“The future is already here — it’s just not very evenly distributed.” - William Gibson
As a champion for the use of technology in political campaigns I enjoy experimenting with the newest tools and techniques. I have been fortunate to have had the opportunity to deploy them in statewide and local races. Politicians, like lawyers, can be averse to change and it is good that they question whether new tools are worth it. In many Connecticut state legislative races the highest proportion of spending is going towards direct mail. With its rising cost direct mail may have already lost its price competitiveness with the Internet, but the Internet still has a long way to go to be ready for mainstream campaigns.
Direct mail vendors have already built a working full-stack model for political campaigns. The typical state representative engages with a direct mail firm that has designers on staff to do the creative work, then the firm has a print and mail house they work with to distribute the direct mail piece. Many vendors work on a pricing model where a profit margin is baked into the per piece price of the mail. This means that the campaigns often do not need to pay for the design work up front. A campaign can go to a firm and ask for something and at the end pops out the working product with minimal work and expertise needed by the campaign. It is easy and effective.

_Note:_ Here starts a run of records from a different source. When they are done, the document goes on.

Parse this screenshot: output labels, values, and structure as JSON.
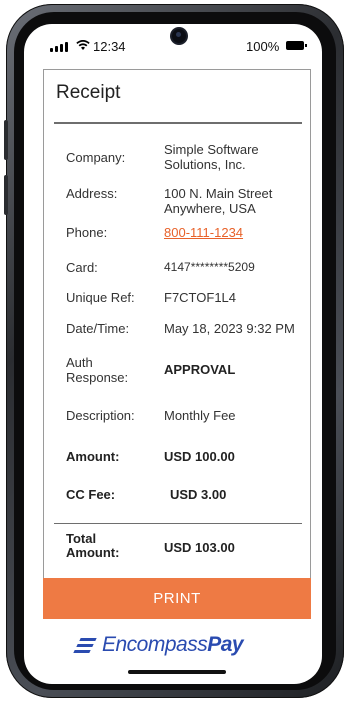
{
  "status": {
    "time": "12:34",
    "battery": "100%"
  },
  "receipt": {
    "title": "Receipt",
    "rows": [
      {
        "label": "Company:",
        "value": "Simple Software Solutions, Inc."
      },
      {
        "label": "Address:",
        "value": "100 N. Main Street Anywhere, USA"
      },
      {
        "label": "Phone:",
        "value": "800-111-1234"
      },
      {
        "label": "Card:",
        "value": "4147********5209"
      },
      {
        "label": "Unique Ref:",
        "value": "F7CTOF1L4"
      },
      {
        "label": "Date/Time:",
        "value": "May 18, 2023 9:32 PM"
      },
      {
        "label": "Auth Response:",
        "value": "APPROVAL"
      },
      {
        "label": "Description:",
        "value": "Monthly Fee"
      },
      {
        "label": "Amount:",
        "value": "USD 100.00"
      },
      {
        "label": "CC Fee:",
        "value": "USD 3.00"
      },
      {
        "label": "Total Amount:",
        "value": "USD 103.00"
      }
    ]
  },
  "actions": {
    "print_label": "PRINT"
  },
  "brand": {
    "name_light": "Encompass",
    "name_bold": "Pay",
    "color": "#2a4bb0"
  },
  "colors": {
    "accent": "#ee7a44",
    "link": "#e8622a"
  }
}
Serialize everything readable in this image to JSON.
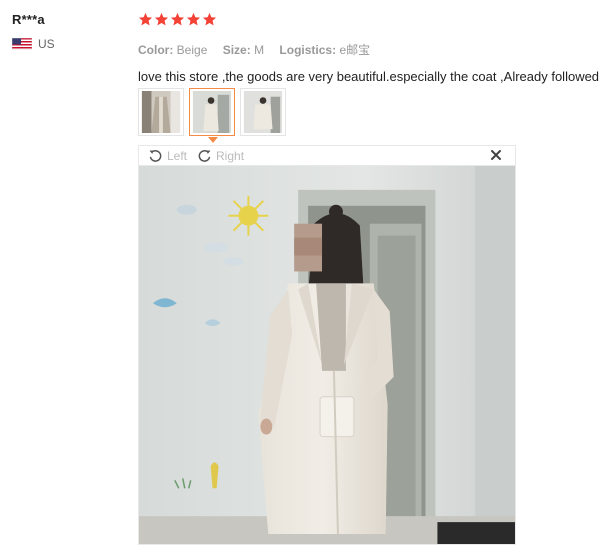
{
  "review": {
    "user_name": "R***a",
    "country": "US",
    "rating": 5,
    "attributes": [
      {
        "key": "Color:",
        "value": "Beige"
      },
      {
        "key": "Size:",
        "value": "M"
      },
      {
        "key": "Logistics:",
        "value": "e邮宝"
      }
    ],
    "text": "love this store ,the goods are very beautiful.especially the coat ,Already followed"
  },
  "thumbnails": {
    "count": 3,
    "active_index": 1
  },
  "viewer": {
    "rotate_left_label": "Left",
    "rotate_right_label": "Right",
    "close_icon": "close-icon"
  },
  "colors": {
    "star": "#f44336",
    "active_border": "#f58b45"
  }
}
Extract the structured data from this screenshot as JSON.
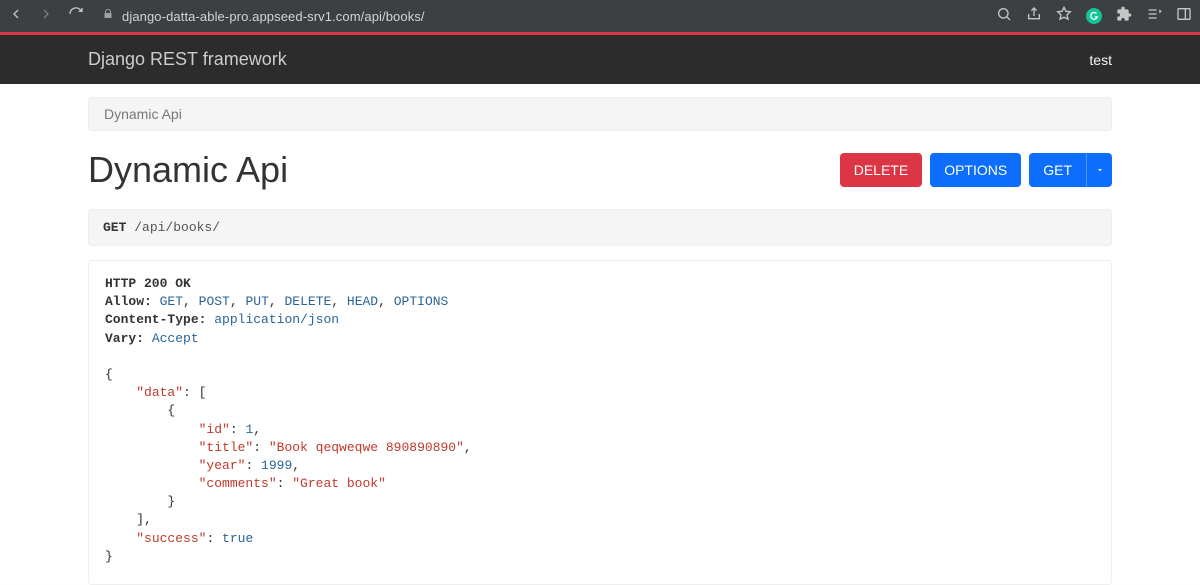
{
  "browser": {
    "url": "django-datta-able-pro.appseed-srv1.com/api/books/"
  },
  "navbar": {
    "brand": "Django REST framework",
    "user": "test"
  },
  "breadcrumb": {
    "label": "Dynamic Api"
  },
  "header": {
    "title": "Dynamic Api",
    "buttons": {
      "delete": "DELETE",
      "options": "OPTIONS",
      "get": "GET"
    }
  },
  "request": {
    "method": "GET",
    "path": "/api/books/"
  },
  "response": {
    "status_line": "HTTP 200 OK",
    "headers": {
      "allow_label": "Allow:",
      "allow_methods": [
        "GET",
        "POST",
        "PUT",
        "DELETE",
        "HEAD",
        "OPTIONS"
      ],
      "content_type_label": "Content-Type:",
      "content_type_value": "application/json",
      "vary_label": "Vary:",
      "vary_value": "Accept"
    },
    "body": {
      "data": [
        {
          "id": 1,
          "title": "Book qeqweqwe 890890890",
          "year": 1999,
          "comments": "Great book"
        }
      ],
      "success": true
    }
  }
}
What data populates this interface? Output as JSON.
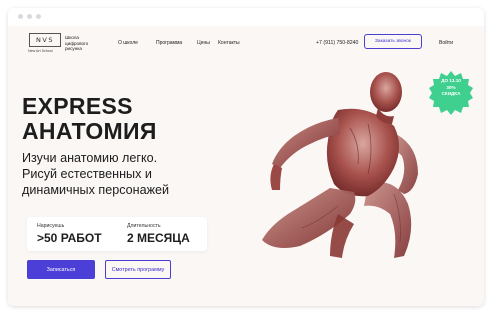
{
  "logo": {
    "mark": "NVS",
    "name": "New Art School"
  },
  "school": {
    "line1": "Школа",
    "line2": "цифрового",
    "line3": "рисунка"
  },
  "nav": {
    "items": [
      "О школе",
      "Программа",
      "Цены",
      "Контакты"
    ]
  },
  "phone": "+7 (911) 750-8240",
  "call_button": "Заказать звонок",
  "login": "Войти",
  "hero": {
    "title_line1": "EXPRESS",
    "title_line2": "АНАТОМИЯ",
    "subtitle_line1": "Изучи анатомию легко.",
    "subtitle_line2": "Рисуй естественных и",
    "subtitle_line3": "динамичных персонажей"
  },
  "stats": [
    {
      "label": "Нарисуешь",
      "value": ">50 РАБОТ"
    },
    {
      "label": "Длительность",
      "value": "2 МЕСЯЦА"
    }
  ],
  "buttons": {
    "primary": "Записаться",
    "secondary": "Смотреть программу"
  },
  "badge": {
    "line1": "ДО 13.10",
    "line2": "30%",
    "line3": "СКИДКА"
  },
  "colors": {
    "accent": "#4b3fd8",
    "badge": "#3fcf8e",
    "figure": "#8c3a3a",
    "background": "#faf7f5"
  }
}
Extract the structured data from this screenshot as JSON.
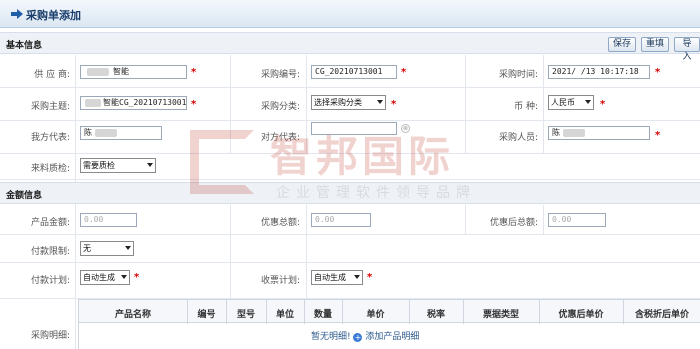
{
  "page": {
    "title": "采购单添加"
  },
  "toolbar": {
    "save_label": "保存",
    "reset_label": "重填",
    "import_label": "导入"
  },
  "basic": {
    "section_label": "基本信息",
    "supplier_label": "供 应 商:",
    "supplier_value": "智能",
    "order_no_label": "采购编号:",
    "order_no_value": "CG_20210713001",
    "purchase_time_label": "采购时间:",
    "purchase_time_value": "2021/ /13 10:17:18",
    "subject_label": "采购主题:",
    "subject_value": "智能CG_20210713001",
    "category_label": "采购分类:",
    "category_value": "选择采购分类",
    "currency_label": "币    种:",
    "currency_value": "人民币",
    "our_rep_label": "我方代表:",
    "our_rep_value": "陈",
    "their_rep_label": "对方代表:",
    "their_rep_value": "",
    "purchaser_label": "采购人员:",
    "purchaser_value": "陈",
    "inspection_label": "来料质检:",
    "inspection_value": "需要质检"
  },
  "amount": {
    "section_label": "金额信息",
    "product_amount_label": "产品金额:",
    "product_amount_value": "0.00",
    "discount_total_label": "优惠总额:",
    "discount_total_value": "0.00",
    "after_discount_label": "优惠后总额:",
    "after_discount_value": "0.00",
    "payment_limit_label": "付款限制:",
    "payment_limit_value": "无",
    "payment_plan_label": "付款计划:",
    "payment_plan_value": "自动生成",
    "receipt_plan_label": "收票计划:",
    "receipt_plan_value": "自动生成"
  },
  "details": {
    "label": "采购明细:",
    "columns": [
      "产品名称",
      "编号",
      "型号",
      "单位",
      "数量",
      "单价",
      "税率",
      "票据类型",
      "优惠后单价",
      "含税折后单价"
    ],
    "empty_text": "暂无明细!",
    "add_label": "添加产品明细"
  },
  "watermark": {
    "brand": "智邦国际",
    "slogan": "企业管理软件领导品牌"
  },
  "colors": {
    "required": "#d40000",
    "header_text": "#1a3d6b",
    "section_bg": "#eef2f7"
  },
  "icons": {
    "title_arrow": "arrow-right-icon",
    "add": "plus-circle-icon",
    "clear": "clear-icon"
  }
}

Digital firms are currently a hot mess, or rather in beta. Most are either technology firms that lack expertise in communications and marketing, or they are communications and marketing firms that do not have technical expertise. If you are going to design a digital strategy page speed and responsive web design that make your content accessible is going to be as important as the content itself. However a well designed website does nothing if it is not being populated with relevant content that people want to watch or read.1 That content does nothing for you if you does not compel people to volunteer, donate, get out to vote, persuade them to vote for you, or to share the content with their voting friends.2 Most political content does not do this.3
Social media is a potential bright spot. Since the websites are built for general users it typically only requires someone with communications skills to use. However social media is not useful unless the message being conveyed does so in the native language of the platform and leads to more votes. Social media managers may get excited when posts get more likes or shares but unless it is putting the message in front of the eyes of new voters or the person who likes the item is going to then volunteer they are not a useful metric. Twitter followers are nice to have but many might not even be in your candidate’s district. Facebook, Twitter, and YouTube have some geographic targeting tools for advertising but it would be helpful if they could break down their data in a way that gives social media managers a better idea of whether their message is reaching their intended audience.
I think the future of campaigning looks like BuzzFeed. Campaigns will hire full stack digital shops that build them an online presence with both a technology toolset and a content strategy.4 Traditional banner and video pre-roll ads will be used to build name recongition, get out information about the candidate and recruit volunteers for a general audience. Then instead of being asked to spend hours making phone calls, volunteers will be asked to generate content. Campaigns will then spend money to push that content into the writer’s network to amplify its impact.
The difference between a website or social media and other forms of engagement is that direct mail or television ads are pushed on you, whereas a website is something you choose to visit. ↩
Offline content also has this issue, but many times offline content is not subjected to scrutiny as to whether it is effective because it is too expensive to do so. Clicks and views are easy to measure but it is difficult to know if a particular direct mail piece is being read or tossed in the trash or a commercial is being skipped via DVR. ↩
The national parties and presidential campaigns have sometimes figured out how to create compelling content, but look at a random sampling of state party or legislator websites. Much of the content are press releases that lack originality. The problem with press releases is that they are written for the press, but websites are supposed to deliver information to the general public. ↩
Many consulting groups exist that claim to do this. More often than not their expertise is much more narrow than they claim. Or the campaign will have a non-digital communications consultancy in charge of message and then bolt-on a digital agency and wonder why digital is not working well. Message crafters do not have to be technologists, but they do have to understand how the medium they are writing for is used so that they can do their best work. ↩